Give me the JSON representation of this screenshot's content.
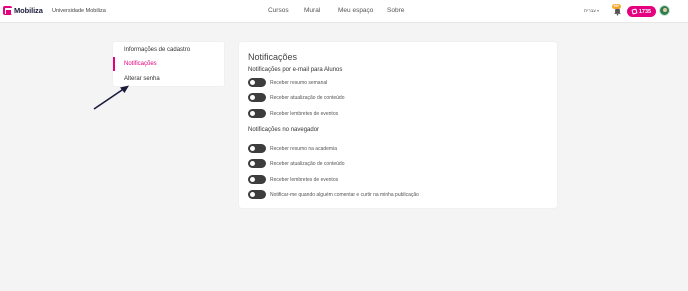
{
  "header": {
    "logo_text": "Mobiliza",
    "org_name": "Universidade Mobiliza",
    "nav": [
      "Cursos",
      "Mural",
      "Meu espaço",
      "Sobre"
    ],
    "language": "עברית",
    "notification_badge": "99+",
    "points": "1735"
  },
  "sidebar": {
    "items": [
      {
        "label": "Informações de cadastro",
        "active": false
      },
      {
        "label": "Notificações",
        "active": true
      },
      {
        "label": "Alterar senha",
        "active": false
      }
    ]
  },
  "main": {
    "title": "Notificações",
    "email_section": {
      "title": "Notificações por e-mail para Alunos",
      "toggles": [
        {
          "label": "Receber resumo semanal",
          "on": false
        },
        {
          "label": "Receber atualização de conteúdo",
          "on": false
        },
        {
          "label": "Receber lembretes de eventos",
          "on": false
        }
      ]
    },
    "browser_section": {
      "title": "Notificações no navegador",
      "toggles": [
        {
          "label": "Receber resumo na academia",
          "on": false
        },
        {
          "label": "Receber atualização de conteúdo",
          "on": false
        },
        {
          "label": "Receber lembretes de eventos",
          "on": false
        },
        {
          "label": "Notificar-me quando alguém comentar e curtir na minha publicação",
          "on": false
        }
      ]
    }
  },
  "colors": {
    "brand": "#e4007f",
    "toggle_off": "#3d3d3d",
    "badge": "#f5a623",
    "background": "#f4f4f5"
  },
  "icons": [
    "logo-icon",
    "bell-icon",
    "points-icon",
    "avatar",
    "caret-down-icon",
    "annotation-arrow"
  ]
}
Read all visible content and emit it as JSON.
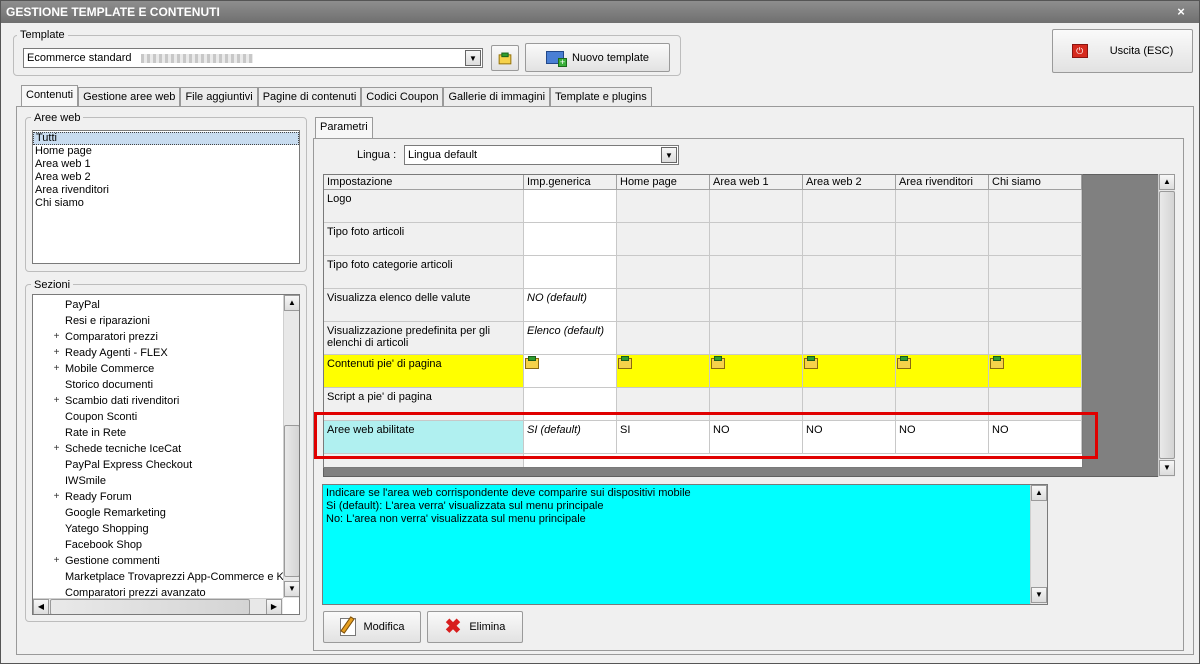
{
  "window": {
    "title": "GESTIONE TEMPLATE E CONTENUTI",
    "close": "×"
  },
  "template": {
    "group_label": "Template",
    "selected": "Ecommerce standard",
    "new_button": "Nuovo template"
  },
  "exit_button": "Uscita (ESC)",
  "tabs": [
    "Contenuti",
    "Gestione aree web",
    "File aggiuntivi",
    "Pagine di contenuti",
    "Codici Coupon",
    "Gallerie di immagini",
    "Template e plugins"
  ],
  "aree_web": {
    "label": "Aree web",
    "items": [
      "Tutti",
      "Home page",
      "Area web 1",
      "Area web 2",
      "Area rivenditori",
      "Chi siamo"
    ]
  },
  "sezioni": {
    "label": "Sezioni",
    "items": [
      {
        "label": "PayPal",
        "expand": false
      },
      {
        "label": "Resi e riparazioni",
        "expand": false
      },
      {
        "label": "Comparatori prezzi",
        "expand": true
      },
      {
        "label": "Ready Agenti - FLEX",
        "expand": true
      },
      {
        "label": "Mobile Commerce",
        "expand": true
      },
      {
        "label": "Storico documenti",
        "expand": false
      },
      {
        "label": "Scambio dati rivenditori",
        "expand": true
      },
      {
        "label": "Coupon Sconti",
        "expand": false
      },
      {
        "label": "Rate in Rete",
        "expand": false
      },
      {
        "label": "Schede tecniche IceCat",
        "expand": true
      },
      {
        "label": "PayPal Express Checkout",
        "expand": false
      },
      {
        "label": "IWSmile",
        "expand": false
      },
      {
        "label": "Ready Forum",
        "expand": true
      },
      {
        "label": "Google Remarketing",
        "expand": false
      },
      {
        "label": "Yatego Shopping",
        "expand": false
      },
      {
        "label": "Facebook Shop",
        "expand": false
      },
      {
        "label": "Gestione commenti",
        "expand": true
      },
      {
        "label": "Marketplace Trovaprezzi App-Commerce e Kir",
        "expand": false
      },
      {
        "label": "Comparatori prezzi avanzato",
        "expand": false
      }
    ]
  },
  "parametri": {
    "tab": "Parametri",
    "lingua_label": "Lingua :",
    "lingua_value": "Lingua default",
    "columns": [
      "Impostazione",
      "Imp.generica",
      "Home page",
      "Area web 1",
      "Area web 2",
      "Area rivenditori",
      "Chi siamo"
    ],
    "rows": [
      {
        "name": "Logo",
        "values": [
          "",
          "",
          "",
          "",
          "",
          ""
        ]
      },
      {
        "name": "Tipo foto articoli",
        "values": [
          "",
          "",
          "",
          "",
          "",
          ""
        ]
      },
      {
        "name": "Tipo foto categorie articoli",
        "values": [
          "",
          "",
          "",
          "",
          "",
          ""
        ]
      },
      {
        "name": "Visualizza elenco delle valute",
        "values": [
          "NO (default)",
          "",
          "",
          "",
          "",
          ""
        ]
      },
      {
        "name": "Visualizzazione predefinita per gli elenchi di articoli",
        "values": [
          "Elenco (default)",
          "",
          "",
          "",
          "",
          ""
        ]
      },
      {
        "name": "Contenuti pie' di pagina",
        "values": [
          "folder-icon",
          "folder-icon",
          "folder-icon",
          "folder-icon",
          "folder-icon",
          "folder-icon"
        ]
      },
      {
        "name": "Script a pie' di pagina",
        "values": [
          "",
          "",
          "",
          "",
          "",
          ""
        ]
      },
      {
        "name": "Aree web abilitate",
        "values": [
          "SI (default)",
          "SI",
          "NO",
          "NO",
          "NO",
          "NO"
        ]
      }
    ],
    "description": [
      "Indicare se l'area web corrispondente deve comparire sui dispositivi mobile",
      "Si (default): L'area verra' visualizzata sul menu principale",
      "No: L'area non verra' visualizzata sul menu principale"
    ]
  },
  "actions": {
    "modifica": "Modifica",
    "elimina": "Elimina"
  },
  "colors": {
    "highlight_row": "#ffff00",
    "selected_cell": "#b0f0f0",
    "description_bg": "#00ffff",
    "callout": "#e00000"
  }
}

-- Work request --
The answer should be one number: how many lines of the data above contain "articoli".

-- Your solution --
3